━━━━━ Excerpted data
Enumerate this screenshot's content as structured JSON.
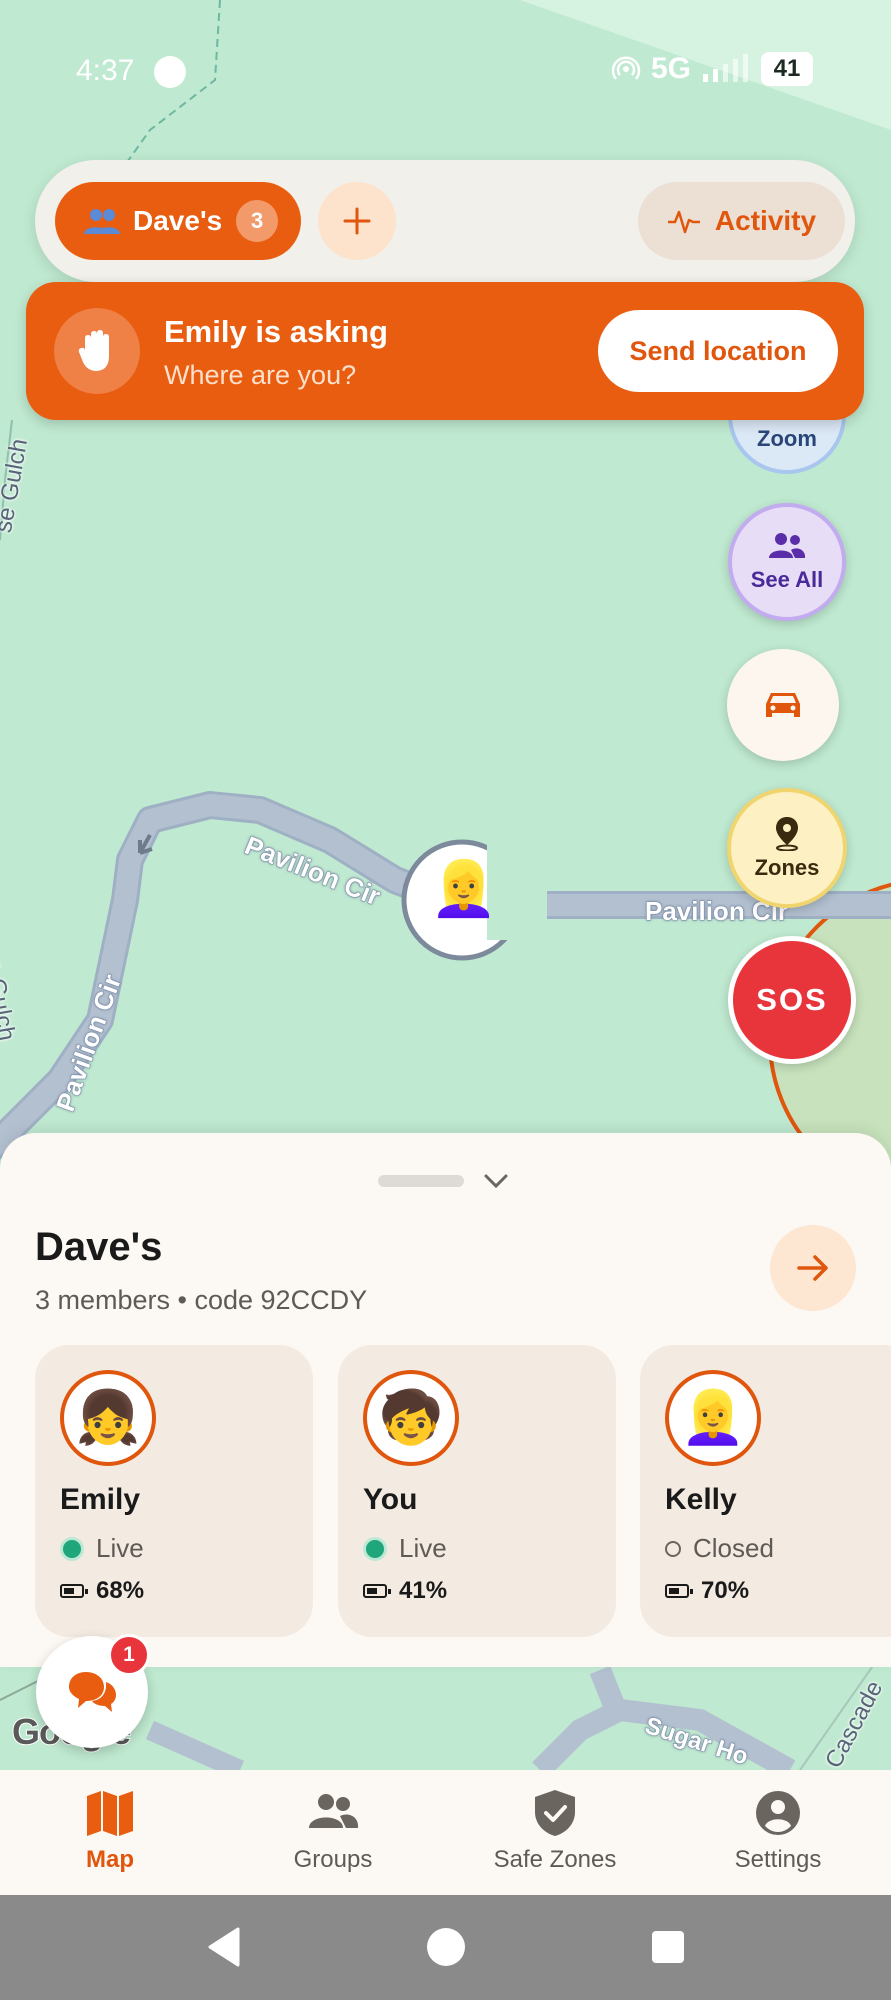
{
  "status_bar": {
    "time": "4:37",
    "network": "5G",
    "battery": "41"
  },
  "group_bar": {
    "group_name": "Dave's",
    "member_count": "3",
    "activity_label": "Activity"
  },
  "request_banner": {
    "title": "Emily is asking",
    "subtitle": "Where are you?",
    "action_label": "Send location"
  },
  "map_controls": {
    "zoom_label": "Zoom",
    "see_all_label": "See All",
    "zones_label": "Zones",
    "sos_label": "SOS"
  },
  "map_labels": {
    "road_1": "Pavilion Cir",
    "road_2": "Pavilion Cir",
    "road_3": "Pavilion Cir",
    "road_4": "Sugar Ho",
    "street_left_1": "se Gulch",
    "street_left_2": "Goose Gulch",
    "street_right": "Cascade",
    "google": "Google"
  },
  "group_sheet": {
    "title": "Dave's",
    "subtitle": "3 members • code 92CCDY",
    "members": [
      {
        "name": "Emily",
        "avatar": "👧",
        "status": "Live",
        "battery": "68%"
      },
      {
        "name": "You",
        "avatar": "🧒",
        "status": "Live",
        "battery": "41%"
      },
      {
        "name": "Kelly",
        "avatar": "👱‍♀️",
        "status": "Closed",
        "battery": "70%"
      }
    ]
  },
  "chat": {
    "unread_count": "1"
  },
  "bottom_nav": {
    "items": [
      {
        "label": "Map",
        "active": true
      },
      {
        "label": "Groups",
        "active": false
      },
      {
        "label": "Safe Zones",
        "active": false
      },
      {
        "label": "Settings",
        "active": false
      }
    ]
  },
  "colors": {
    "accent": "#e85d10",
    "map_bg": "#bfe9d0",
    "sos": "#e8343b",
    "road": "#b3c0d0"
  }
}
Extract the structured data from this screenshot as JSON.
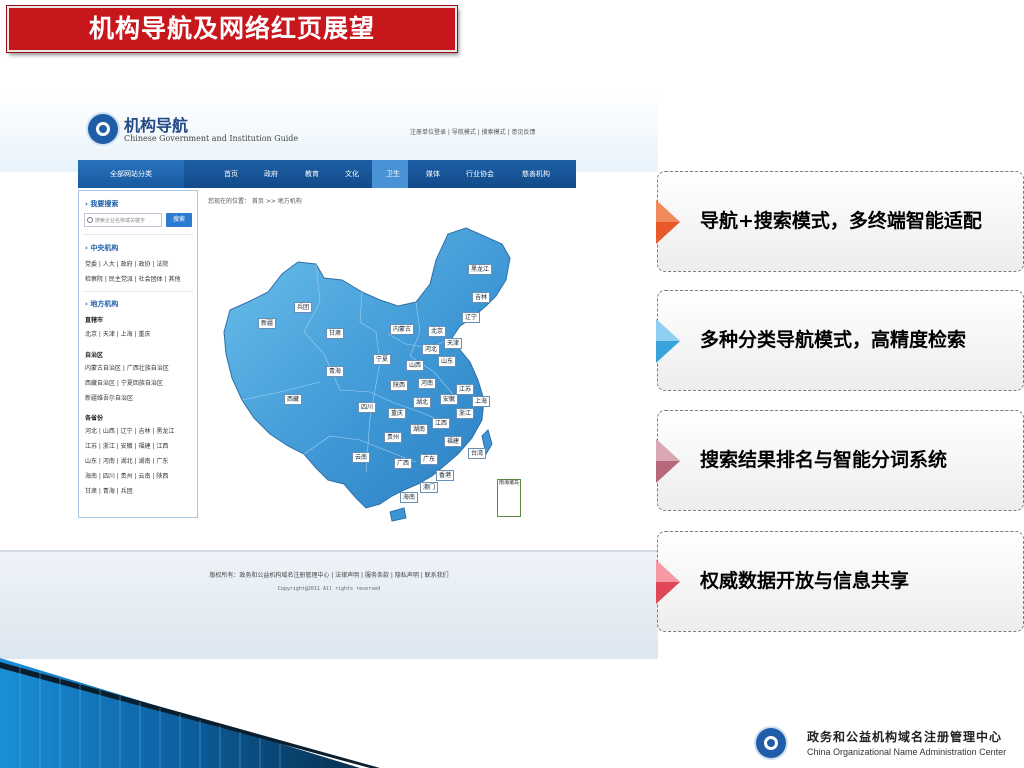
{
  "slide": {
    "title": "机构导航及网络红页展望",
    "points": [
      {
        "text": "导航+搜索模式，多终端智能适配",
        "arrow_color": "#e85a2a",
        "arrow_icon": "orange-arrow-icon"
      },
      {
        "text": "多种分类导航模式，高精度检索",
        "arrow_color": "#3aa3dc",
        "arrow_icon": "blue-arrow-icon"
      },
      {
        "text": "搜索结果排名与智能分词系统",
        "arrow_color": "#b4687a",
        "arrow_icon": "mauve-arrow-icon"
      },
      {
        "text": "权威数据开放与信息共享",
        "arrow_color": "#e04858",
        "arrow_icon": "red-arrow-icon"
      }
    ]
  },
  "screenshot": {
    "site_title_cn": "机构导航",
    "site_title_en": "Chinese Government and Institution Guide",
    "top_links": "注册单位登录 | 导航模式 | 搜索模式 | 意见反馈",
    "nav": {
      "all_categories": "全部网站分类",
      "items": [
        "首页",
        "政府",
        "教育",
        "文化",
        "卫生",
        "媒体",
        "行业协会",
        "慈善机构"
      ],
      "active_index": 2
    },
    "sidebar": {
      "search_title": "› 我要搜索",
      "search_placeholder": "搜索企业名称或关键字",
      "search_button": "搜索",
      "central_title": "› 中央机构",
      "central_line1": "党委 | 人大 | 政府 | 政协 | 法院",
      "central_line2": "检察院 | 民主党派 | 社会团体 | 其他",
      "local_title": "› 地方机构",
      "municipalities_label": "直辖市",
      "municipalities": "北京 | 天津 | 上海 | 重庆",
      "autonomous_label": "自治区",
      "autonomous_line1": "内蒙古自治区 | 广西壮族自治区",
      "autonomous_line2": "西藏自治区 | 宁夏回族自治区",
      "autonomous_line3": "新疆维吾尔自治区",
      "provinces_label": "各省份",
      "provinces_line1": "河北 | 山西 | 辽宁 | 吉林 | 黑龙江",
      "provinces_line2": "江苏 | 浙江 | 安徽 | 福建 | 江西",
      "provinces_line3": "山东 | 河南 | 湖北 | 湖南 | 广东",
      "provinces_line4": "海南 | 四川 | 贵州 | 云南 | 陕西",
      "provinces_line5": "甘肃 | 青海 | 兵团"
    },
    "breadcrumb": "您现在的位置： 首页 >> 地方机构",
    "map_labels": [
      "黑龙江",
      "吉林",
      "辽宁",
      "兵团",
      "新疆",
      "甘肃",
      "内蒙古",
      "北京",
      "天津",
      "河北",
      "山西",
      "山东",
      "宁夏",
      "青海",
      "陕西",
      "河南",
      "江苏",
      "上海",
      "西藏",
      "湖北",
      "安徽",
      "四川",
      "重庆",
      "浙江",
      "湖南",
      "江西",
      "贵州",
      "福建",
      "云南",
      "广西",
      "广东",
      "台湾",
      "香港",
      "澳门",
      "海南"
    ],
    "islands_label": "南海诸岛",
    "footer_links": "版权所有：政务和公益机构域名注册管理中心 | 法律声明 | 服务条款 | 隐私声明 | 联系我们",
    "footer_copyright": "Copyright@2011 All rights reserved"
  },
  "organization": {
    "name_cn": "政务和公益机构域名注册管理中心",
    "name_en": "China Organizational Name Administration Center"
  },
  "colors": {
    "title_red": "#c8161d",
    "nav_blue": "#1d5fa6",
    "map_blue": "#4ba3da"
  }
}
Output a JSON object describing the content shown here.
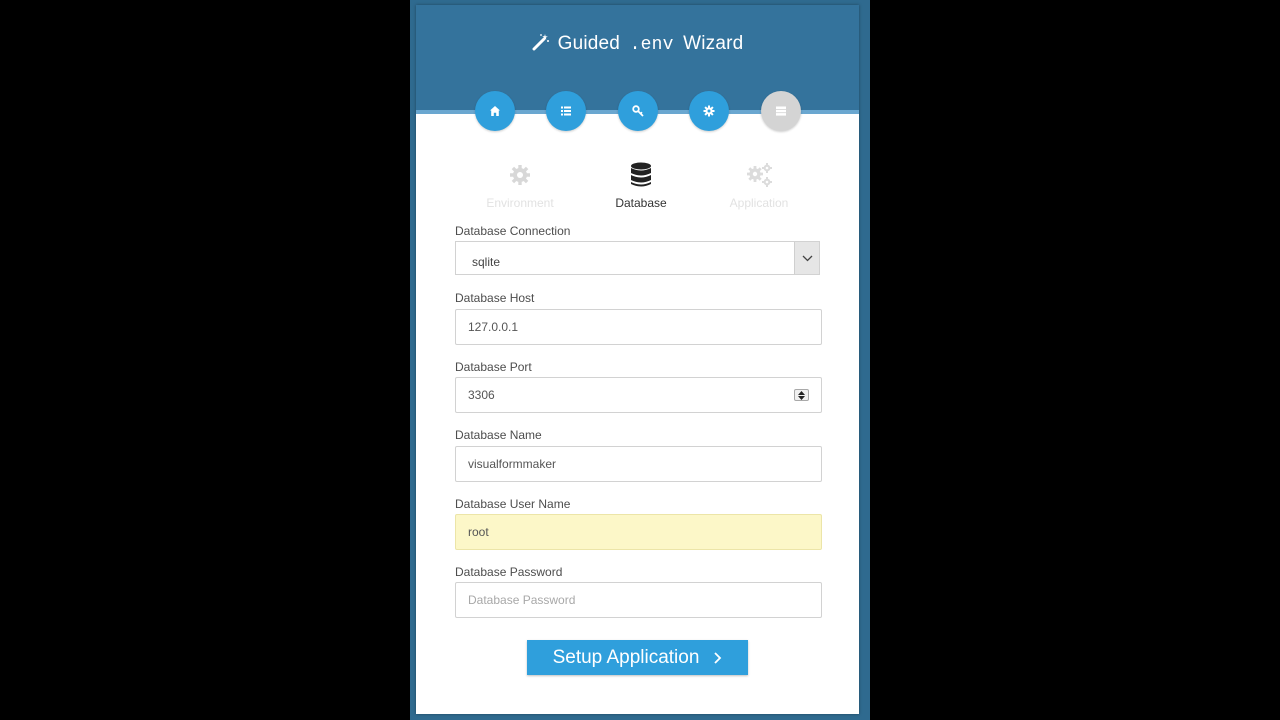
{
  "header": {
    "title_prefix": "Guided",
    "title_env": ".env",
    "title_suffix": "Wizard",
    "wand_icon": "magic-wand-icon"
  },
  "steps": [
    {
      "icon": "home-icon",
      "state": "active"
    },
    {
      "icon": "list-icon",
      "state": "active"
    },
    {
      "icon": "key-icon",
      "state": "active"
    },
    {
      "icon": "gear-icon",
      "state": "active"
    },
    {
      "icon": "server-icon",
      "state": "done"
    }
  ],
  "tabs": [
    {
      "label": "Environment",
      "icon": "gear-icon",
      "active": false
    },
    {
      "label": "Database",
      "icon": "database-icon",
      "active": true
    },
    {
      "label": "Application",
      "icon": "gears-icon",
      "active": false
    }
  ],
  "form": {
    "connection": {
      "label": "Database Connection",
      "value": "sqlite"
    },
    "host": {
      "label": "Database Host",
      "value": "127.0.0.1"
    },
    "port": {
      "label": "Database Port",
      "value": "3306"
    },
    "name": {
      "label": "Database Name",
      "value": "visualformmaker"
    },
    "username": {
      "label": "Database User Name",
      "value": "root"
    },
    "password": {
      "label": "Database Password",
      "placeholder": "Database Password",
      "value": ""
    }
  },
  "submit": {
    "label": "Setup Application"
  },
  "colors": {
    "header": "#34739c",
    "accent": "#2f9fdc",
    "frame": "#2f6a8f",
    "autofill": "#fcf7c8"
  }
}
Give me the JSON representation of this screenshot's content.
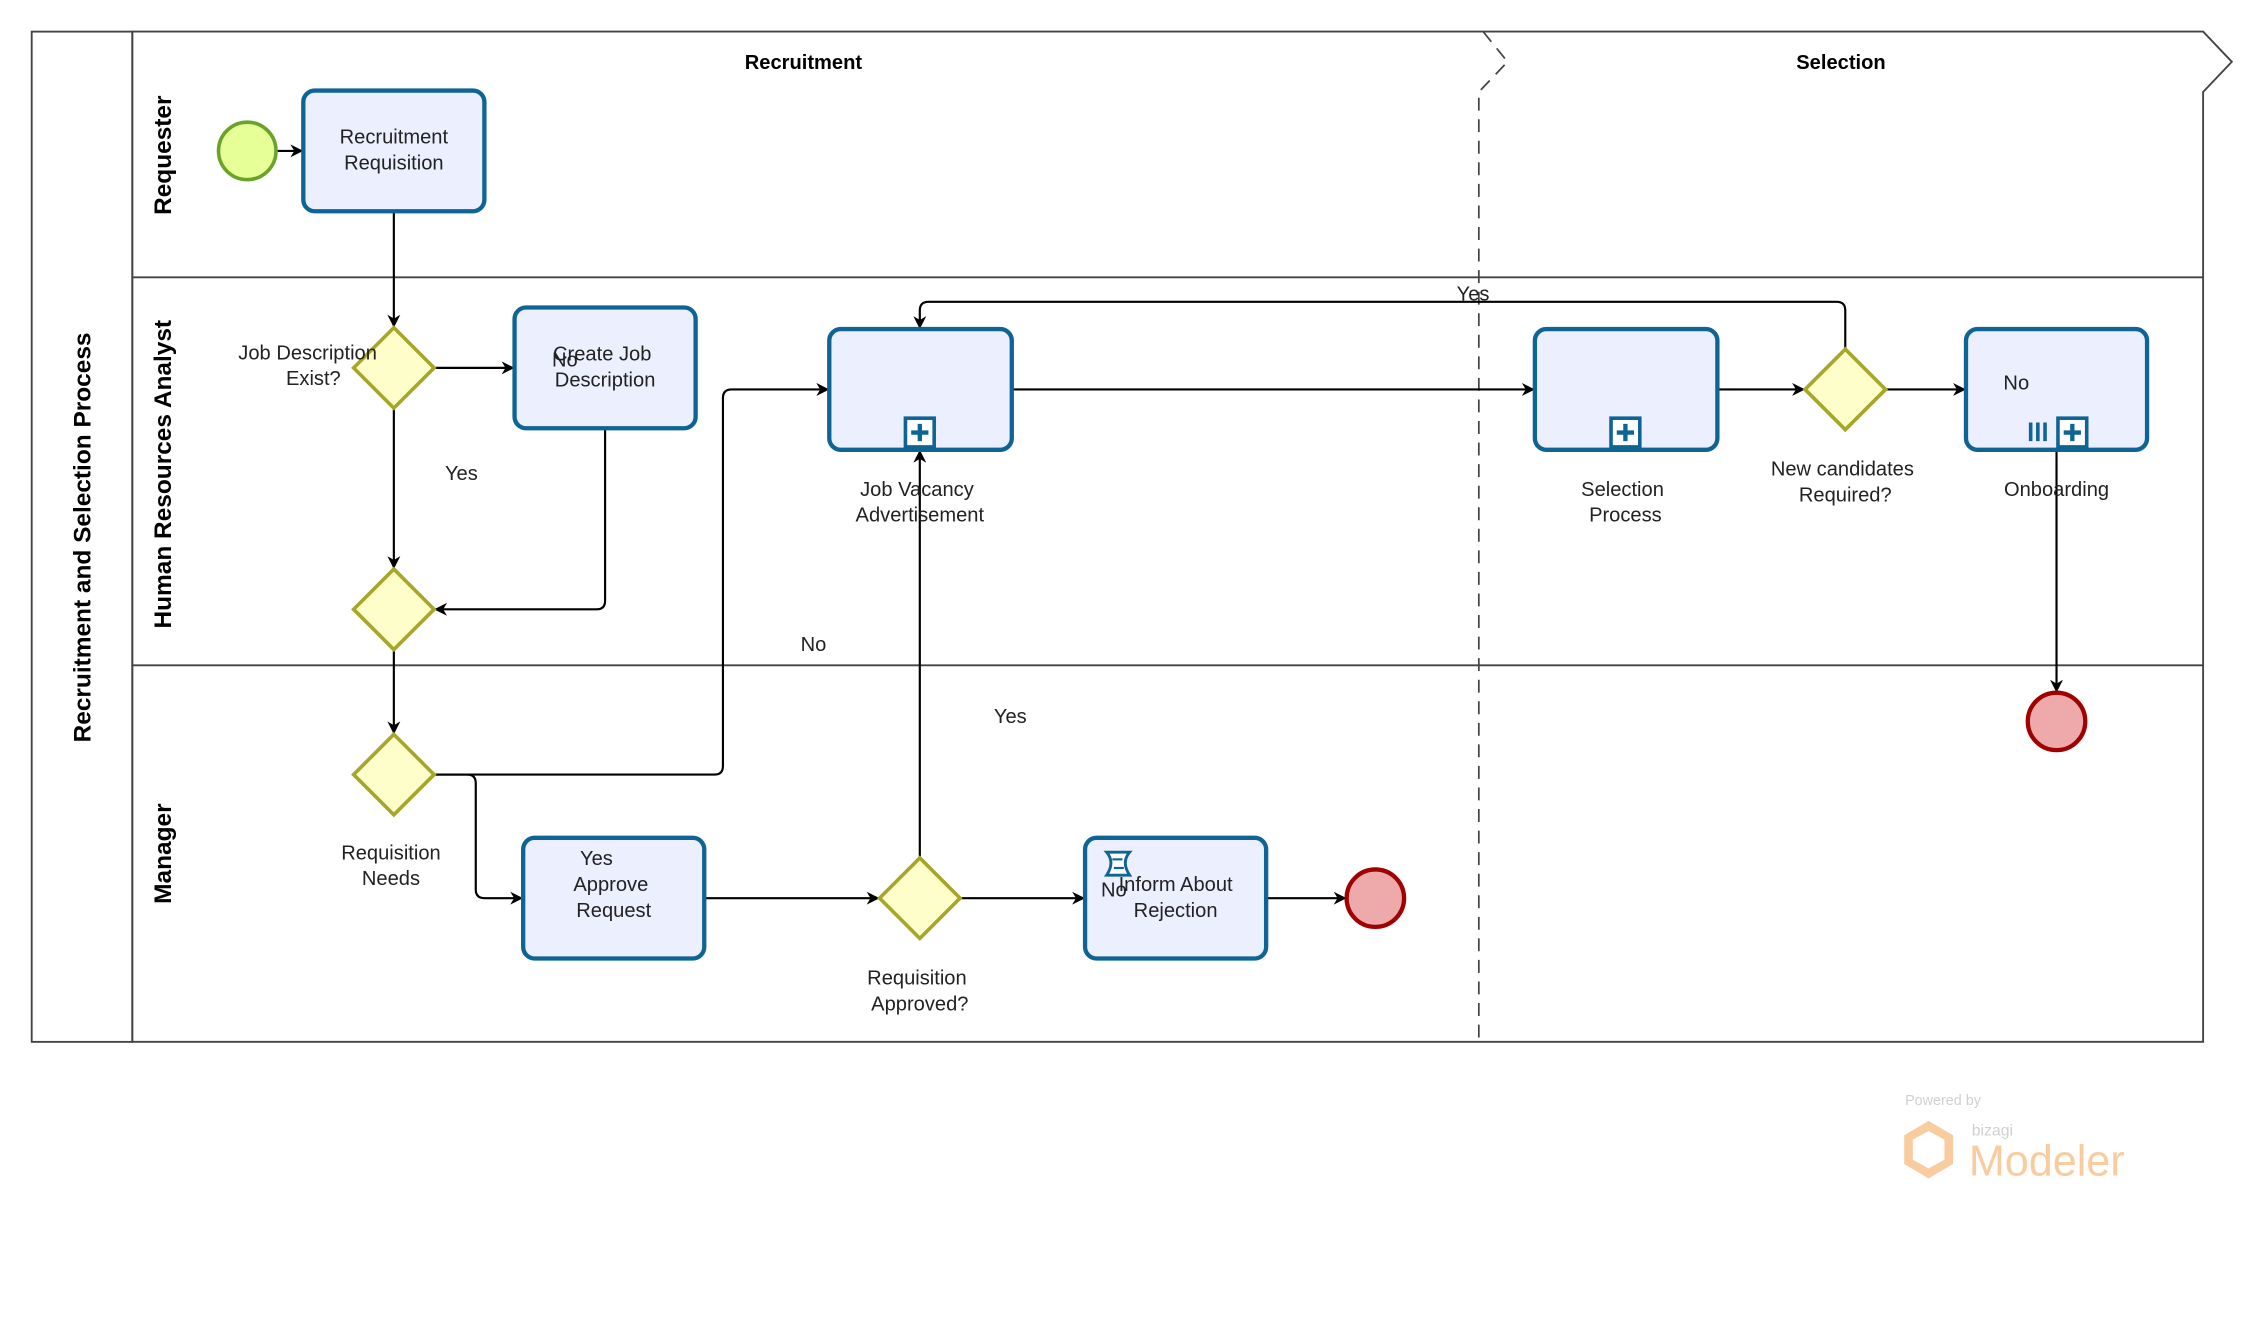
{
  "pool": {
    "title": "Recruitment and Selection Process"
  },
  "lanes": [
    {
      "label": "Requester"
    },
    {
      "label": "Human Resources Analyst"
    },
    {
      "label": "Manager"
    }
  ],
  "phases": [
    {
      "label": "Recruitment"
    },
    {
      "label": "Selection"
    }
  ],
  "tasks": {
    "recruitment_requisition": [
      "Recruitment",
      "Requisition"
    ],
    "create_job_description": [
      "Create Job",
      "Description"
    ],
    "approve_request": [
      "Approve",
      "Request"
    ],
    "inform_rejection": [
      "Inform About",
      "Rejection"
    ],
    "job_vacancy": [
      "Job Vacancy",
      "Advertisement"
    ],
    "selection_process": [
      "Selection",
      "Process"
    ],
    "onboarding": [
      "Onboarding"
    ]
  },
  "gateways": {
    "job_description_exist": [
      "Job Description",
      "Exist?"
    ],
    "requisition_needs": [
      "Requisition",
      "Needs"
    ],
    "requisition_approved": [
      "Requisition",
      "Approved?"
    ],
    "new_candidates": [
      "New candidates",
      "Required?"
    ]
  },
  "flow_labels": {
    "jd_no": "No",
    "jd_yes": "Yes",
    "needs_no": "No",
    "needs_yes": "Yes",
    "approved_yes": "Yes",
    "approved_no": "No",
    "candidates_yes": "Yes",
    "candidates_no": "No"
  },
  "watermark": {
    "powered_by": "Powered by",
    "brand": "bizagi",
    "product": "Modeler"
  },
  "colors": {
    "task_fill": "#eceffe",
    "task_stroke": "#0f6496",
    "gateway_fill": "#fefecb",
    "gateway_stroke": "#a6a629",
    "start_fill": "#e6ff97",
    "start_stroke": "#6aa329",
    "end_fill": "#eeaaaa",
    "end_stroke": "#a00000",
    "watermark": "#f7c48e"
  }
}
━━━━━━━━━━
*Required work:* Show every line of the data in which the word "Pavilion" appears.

*Response:*
    "road_1": "Pavilion Cir",
    "road_2": "Pavilion Cir",
    "road_3": "Pavilion Cir",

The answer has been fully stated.